Ultimately, Sharon is somebody that’s been incredibly important in my professional experience; I adore her practice, and I'm excited to have her work in Buffalo. Returning Light will be on view at Rivalry from April through June 2021.
AM: Can you talk about your own work? I re-member you as a dynamic and ambitious high school art student working in all different mediums, including photography and filmmaking. As an artist, what excites you? What are you working on now?
RA: I grew up doing long canoe trips in Northern Canada, which have been hugely influential in my thinking about landscape and how we interact with the natural world, but also the variety of ways masculinity expresses itself. Living on a water border that looked out onto Canada, I was always exploring boundaries and barriers of entry.
For the past five years I’ve been working on a long project between Nova Scotia, Newfoundland, and Scotland. It's about people leaving Europe, places like Ireland and Scotland, and then coming over to the new world of Atlantic Canada. It’s about what it takes to have lived on those rocky shores, and I attempt to summarize a multitude of histories, to string together a new narrative through visual elements.
But when I'm not able to be in the Canadian North, I'm in the studio dealing with ideas around a queer military history. Whereas my photographic work uses the natural world to explore themes of strength and endurance, my printmaking and collage use vintage military snapshots to investigate the bonds of friendship, camaraderie, and vulnerability of men in the military. So it's something about always rubbing up against these groups of guys that I'm not or in many ways that I am and am not.
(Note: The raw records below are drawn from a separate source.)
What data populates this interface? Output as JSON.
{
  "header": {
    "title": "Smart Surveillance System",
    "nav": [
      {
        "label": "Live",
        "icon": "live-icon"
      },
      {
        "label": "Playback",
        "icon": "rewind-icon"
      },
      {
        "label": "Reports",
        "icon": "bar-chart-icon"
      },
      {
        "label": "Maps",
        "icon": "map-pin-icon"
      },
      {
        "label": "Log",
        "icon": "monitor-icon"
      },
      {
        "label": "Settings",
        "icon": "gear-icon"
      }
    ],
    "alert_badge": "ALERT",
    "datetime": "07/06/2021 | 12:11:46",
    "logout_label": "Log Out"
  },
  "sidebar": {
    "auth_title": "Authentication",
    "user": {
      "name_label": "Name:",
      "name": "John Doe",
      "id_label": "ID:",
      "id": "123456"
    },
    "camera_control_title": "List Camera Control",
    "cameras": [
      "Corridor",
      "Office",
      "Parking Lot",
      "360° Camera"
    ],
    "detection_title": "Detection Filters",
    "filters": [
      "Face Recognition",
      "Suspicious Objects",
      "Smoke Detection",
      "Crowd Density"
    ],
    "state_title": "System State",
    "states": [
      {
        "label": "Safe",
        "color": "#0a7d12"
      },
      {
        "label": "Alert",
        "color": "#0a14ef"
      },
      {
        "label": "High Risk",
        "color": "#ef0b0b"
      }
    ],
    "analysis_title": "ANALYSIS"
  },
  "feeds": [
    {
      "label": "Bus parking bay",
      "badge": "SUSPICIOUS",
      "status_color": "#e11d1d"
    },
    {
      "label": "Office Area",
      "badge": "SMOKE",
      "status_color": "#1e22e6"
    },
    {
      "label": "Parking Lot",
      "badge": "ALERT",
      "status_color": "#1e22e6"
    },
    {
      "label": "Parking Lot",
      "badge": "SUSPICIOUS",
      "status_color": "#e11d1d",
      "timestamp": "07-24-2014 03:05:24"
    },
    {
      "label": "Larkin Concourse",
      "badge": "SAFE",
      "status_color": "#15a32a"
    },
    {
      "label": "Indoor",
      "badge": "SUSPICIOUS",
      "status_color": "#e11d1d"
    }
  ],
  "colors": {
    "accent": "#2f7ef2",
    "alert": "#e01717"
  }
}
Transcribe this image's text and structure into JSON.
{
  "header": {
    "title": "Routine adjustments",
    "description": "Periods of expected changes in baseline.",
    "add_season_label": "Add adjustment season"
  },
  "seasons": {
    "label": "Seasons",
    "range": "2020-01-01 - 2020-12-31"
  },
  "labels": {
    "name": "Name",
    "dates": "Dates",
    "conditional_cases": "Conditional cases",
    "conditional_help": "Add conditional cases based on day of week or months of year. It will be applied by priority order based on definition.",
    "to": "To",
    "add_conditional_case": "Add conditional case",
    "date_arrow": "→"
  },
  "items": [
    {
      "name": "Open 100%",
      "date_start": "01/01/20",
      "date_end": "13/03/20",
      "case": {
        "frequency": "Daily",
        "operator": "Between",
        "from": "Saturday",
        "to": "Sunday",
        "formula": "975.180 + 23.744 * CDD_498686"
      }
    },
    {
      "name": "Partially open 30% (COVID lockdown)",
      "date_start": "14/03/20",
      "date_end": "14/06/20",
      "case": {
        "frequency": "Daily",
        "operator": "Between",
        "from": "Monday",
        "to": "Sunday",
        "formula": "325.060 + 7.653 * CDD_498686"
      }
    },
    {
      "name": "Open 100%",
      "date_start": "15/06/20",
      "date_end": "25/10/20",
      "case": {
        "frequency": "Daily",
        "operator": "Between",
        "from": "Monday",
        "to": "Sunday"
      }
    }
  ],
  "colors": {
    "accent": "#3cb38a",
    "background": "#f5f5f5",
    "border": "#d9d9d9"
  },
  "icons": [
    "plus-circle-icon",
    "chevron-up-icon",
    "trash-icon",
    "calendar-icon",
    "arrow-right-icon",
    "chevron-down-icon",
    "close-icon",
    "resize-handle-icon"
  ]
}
AM: What could Rivalry Projects look like five years from now? How will it grow?
RA: Five years from now my vision is that we’ve had new and exciting exhibitions while still being known as an experimental space. At that point, another goal would be to have a roster of artists we represent who are getting museum shows, and that I’m a resource for them while we nurture those relationships. Other goals for Rivalry include participating in national and international art fairs, producing editions, deepening our investment to Buffalo, and demonstrating how a commercial space can thrive.
I want Rivalry to be a destination for contemporary art, and I imagine us alongside galleries in cities like Toronto or New York, while adding to the cultural fabric of this region.
AM: I'm thinking of all these photographers from Buffalo that have had such huge impacts on our community, from Milton Rogovin, Marion Faller, John Pfahl, Victor Shanchuk, George K. Arthur, and of course, Cindy Sherman. But in your work with Rivalry, and in your own work, you're working to define what photography is now.
RA: Absolutely. I feel like if we're putting some-thing good and hopeful on the walls, then you can take that and try to carry it into your life. Right now, we need hope; it's too easy to focus on the really grim and the scary and the daunting. For me, this building, the project, and everything that we're working toward gives me a North Star to point at to say, "This is what I'm working for. This is why we're doing these things, so we can get back to cultural events and conversation.
This interview took place on March 3 and March 5, 2021. It has been edited for clarity.
Andrea Mancuso is a curator, educator, and artist known for her work in the Buffalo-based artist collaborative virocode.